I’ve banged on enough about the crisis in forests for people here to know what the deal is.
Anyway, there has recently been a bit of back-and-forth regarding the state of large, old trees at a global scale.
These trees are key in both forest and non-forest ecosystems. The definition of what is ‘old’ and ‘large’ is specific to each region but it is widely accepted that these trees tend to store lots of carbon and are valuable for many species because of their structural complexity.
David Lindenmayer and colleagues published a note last year on the importance of large, old trees and evidence for their declines, and they expanded on that with an article discussing policy options to deal with these declines.
This is all important stuff and they had me convinced. It makes sense. Large, long lived species are disproportionately vulnerable to threats because they take a long time to reach maturity and they are targeted simply because they are large – for animals see hunting of ungulates, for trees see selective logging.
However, a recent letter by Edward Faison has made me doubt the claims of Lindenmayer. Faison points out that there have been increases in the abundance of large trees in forests in Sweden, Spain, Hungary, Italy and Switzerland. In addition there have apparently been relatively few declines of large trees in North America.
Lindenmayer and colleagues have since rebutted this letter, saying that there is a difference between large old trees and simply large trees. They point out that there have been increases in Europe and North America but that these increases have been from a very low point since both regions have historically cleared large swathes of forest for agriculture. They also point out the loss of large trees as a result of logging in the tropics as well as in Australia, North America and Siberia.

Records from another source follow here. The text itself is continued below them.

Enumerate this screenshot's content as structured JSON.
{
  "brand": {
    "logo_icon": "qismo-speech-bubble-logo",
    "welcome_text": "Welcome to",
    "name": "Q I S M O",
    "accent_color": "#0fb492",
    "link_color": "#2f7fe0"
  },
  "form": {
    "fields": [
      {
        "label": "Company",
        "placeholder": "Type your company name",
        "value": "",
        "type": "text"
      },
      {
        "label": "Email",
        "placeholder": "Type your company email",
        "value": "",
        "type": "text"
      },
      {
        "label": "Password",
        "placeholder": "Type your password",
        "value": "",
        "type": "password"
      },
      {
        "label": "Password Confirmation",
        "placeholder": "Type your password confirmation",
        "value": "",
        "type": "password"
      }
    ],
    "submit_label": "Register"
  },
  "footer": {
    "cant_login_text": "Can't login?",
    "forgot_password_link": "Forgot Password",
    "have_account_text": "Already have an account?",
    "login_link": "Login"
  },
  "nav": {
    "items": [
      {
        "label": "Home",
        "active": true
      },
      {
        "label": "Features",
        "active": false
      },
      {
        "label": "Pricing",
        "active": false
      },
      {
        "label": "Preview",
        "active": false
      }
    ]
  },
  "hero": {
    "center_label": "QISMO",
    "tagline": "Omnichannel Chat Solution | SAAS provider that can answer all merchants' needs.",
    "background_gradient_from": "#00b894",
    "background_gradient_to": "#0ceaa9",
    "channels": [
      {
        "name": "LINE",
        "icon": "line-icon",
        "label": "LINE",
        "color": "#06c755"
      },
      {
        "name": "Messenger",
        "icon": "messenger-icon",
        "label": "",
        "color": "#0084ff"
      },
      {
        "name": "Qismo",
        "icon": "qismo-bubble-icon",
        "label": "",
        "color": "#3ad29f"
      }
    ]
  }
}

And yet I am still not entirely convinced.
Don’t get me wrong, I believe that large old trees are probably in decline in the ecosystems they talk about, but is this a general trend all over the place?
I am also a little scared that all of the discourse on this so far has been in the form of reviews/essays that could easily cherry-pick some cases and then craft a nice narrative around them. It is easy to believe the stories we tell ourselves and this is where we as scientists should be most self critical. After all how many beautiful sounding theories have been seen to have nothing to do with how things work in the real world? The only way to confront such problems is with cold, unemotional statistical analysis.